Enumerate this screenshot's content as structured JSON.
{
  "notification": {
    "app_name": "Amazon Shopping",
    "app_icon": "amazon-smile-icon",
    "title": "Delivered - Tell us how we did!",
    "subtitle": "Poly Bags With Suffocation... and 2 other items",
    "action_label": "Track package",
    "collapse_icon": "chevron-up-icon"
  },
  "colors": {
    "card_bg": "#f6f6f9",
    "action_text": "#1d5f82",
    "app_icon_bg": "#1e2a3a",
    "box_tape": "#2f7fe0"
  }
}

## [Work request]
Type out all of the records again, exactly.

## [Final answer]
Enumerate this screenshot's content as structured JSON.
{
  "notification": {
    "app_name": "Amazon Shopping",
    "app_icon": "amazon-smile-icon",
    "title": "Delivered - Tell us how we did!",
    "subtitle": "Poly Bags With Suffocation... and 2 other items",
    "action_label": "Track package",
    "collapse_icon": "chevron-up-icon"
  },
  "colors": {
    "card_bg": "#f6f6f9",
    "action_text": "#1d5f82",
    "app_icon_bg": "#1e2a3a",
    "box_tape": "#2f7fe0"
  }
}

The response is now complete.